B2S – Built To Sell
The core concept in the book by John Warrilow of the same name.
CE – Capital Employed
Capital employed, also known as funds employed, is the total amount of capital used for the acquisition of profits by a firm or project. Capital employed can also refer to the value of all the assets used by a company to generate earnings.
EBIT – Earnings Before Interest & Tax
Earnings before interest and taxes (EBIT) measures a company’s net income before income tax and interest expenses are deducted. EBIT is used to analyze the performance of a company’s core operations.
EBITDA – Earnings Before Interest, Tax, Depreciation and Amortisation
EBITDA, or earnings before interest, taxes, depreciation, and amortization, is an alternate measure of profitability to net income.
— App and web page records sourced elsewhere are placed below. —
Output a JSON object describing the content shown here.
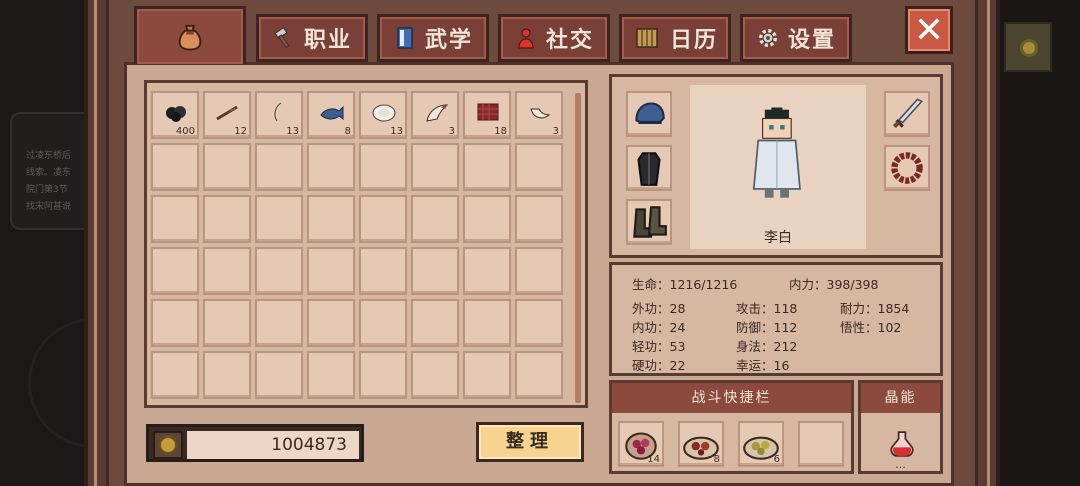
{
  "background": {
    "quest_lines": [
      "过凌东桥后",
      "线索。凌东",
      "院门第3节",
      "",
      "找宋阿甚说"
    ]
  },
  "tabs": [
    {
      "label": "",
      "icon": "bag-icon"
    },
    {
      "label": "职业",
      "icon": "hammer-icon"
    },
    {
      "label": "武学",
      "icon": "book-icon"
    },
    {
      "label": "社交",
      "icon": "person-icon"
    },
    {
      "label": "日历",
      "icon": "calendar-icon"
    },
    {
      "label": "设置",
      "icon": "gear-icon"
    }
  ],
  "close_icon": "close-icon",
  "inventory": {
    "items": [
      {
        "icon": "coal-icon",
        "count": "400"
      },
      {
        "icon": "rod-icon",
        "count": "12"
      },
      {
        "icon": "hook-icon",
        "count": "13"
      },
      {
        "icon": "fish-icon",
        "count": "8"
      },
      {
        "icon": "rice-ball-icon",
        "count": "13"
      },
      {
        "icon": "claw-icon",
        "count": "3"
      },
      {
        "icon": "fabric-icon",
        "count": "18"
      },
      {
        "icon": "horn-icon",
        "count": "3"
      }
    ],
    "slot_count": 48
  },
  "money": {
    "amount": "1004873",
    "icon": "coin-icon"
  },
  "sort_button": "整理",
  "equipment": {
    "left_slots": [
      "hat-icon",
      "robe-icon",
      "boots-icon"
    ],
    "right_slots": [
      "sword-icon",
      "beads-icon"
    ],
    "character_name": "李白"
  },
  "stats": {
    "hp": "生命：1216/1216",
    "mp": "内力：398/398",
    "rows": [
      [
        "外功：28",
        "攻击：118",
        "耐力：1854"
      ],
      [
        "内功：24",
        "防御：112",
        "悟性：102"
      ],
      [
        "轻功：53",
        "身法：212",
        ""
      ],
      [
        "硬功：22",
        "幸运：16",
        ""
      ]
    ]
  },
  "quickbar": {
    "title": "战斗快捷栏",
    "items": [
      {
        "icon": "berry-bowl-icon",
        "count": "14"
      },
      {
        "icon": "meat-plate-icon",
        "count": "8"
      },
      {
        "icon": "bun-plate-icon",
        "count": "6"
      },
      {
        "icon": "",
        "count": ""
      }
    ]
  },
  "crystal": {
    "title": "晶能",
    "icon": "potion-icon",
    "count": "..."
  },
  "colors": {
    "tab": "#7a3f36",
    "panel": "#c9a993",
    "accent_button": "#f6d48f"
  }
}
By stripping out the non-cash depreciation and amortization expense as well as taxes and debt costs dependent on the capital structure, EBITDA attempts to represent cash profit generated by the company’s operations.
EV – Enterprise Value
Enterprise value (EV) measures a company’s total value, often used as a more comprehensive alternative to market capitalization.
FCF – Free Cash Flow
Free cash flow (FCF) is the money a company has left over after paying its operating expenses (OpEx) and capital expenditures (CapEx). The more free cash flow a company has, the more it can allocate to dividends, paying down debt, and growth opportunities.
OP – Operating Profit
A company’s operating profit is its total earnings from its core business functions for a given period, excluding the deduction of interest and taxes. (see EBIT)
RFR – Risk Free Rate of Return
The risk-free rate of return is the theoretical rate of return of an investment with zero risk. The risk-free rate represents the interest an investor would expect from an absolutely risk-free investment over a specified period of time.
ROCE – Return on Capital Employed
The term return on capital employed (ROCE) refers to a financial ratio that can be used to assess a company’s profitability and capital efficiency.
RP – Risk Premium
A risk premium is the investment return an asset is expected to yield in excess of the risk-free rate of return. An asset’s risk premium is a form of compensation for investors. It represents payment to investors for tolerating the extra risk in a given investment over that of a risk-free asset.
WACC – Weighted Average Cost of Capital
Weighted average cost of capital (WACC) represents a firm’s average after-tax cost of capital from all sources, including common stock, preferred stock, bonds, and other forms of debt. WACC is the average rate that a company expects to pay to finance its assets.
Partnering with Quantum Advisory allows you to focus on what you do best – running your business – while leaving the financial aspects in capable hands. Contact us today to supercharge your company, become more profitable and plan for the future.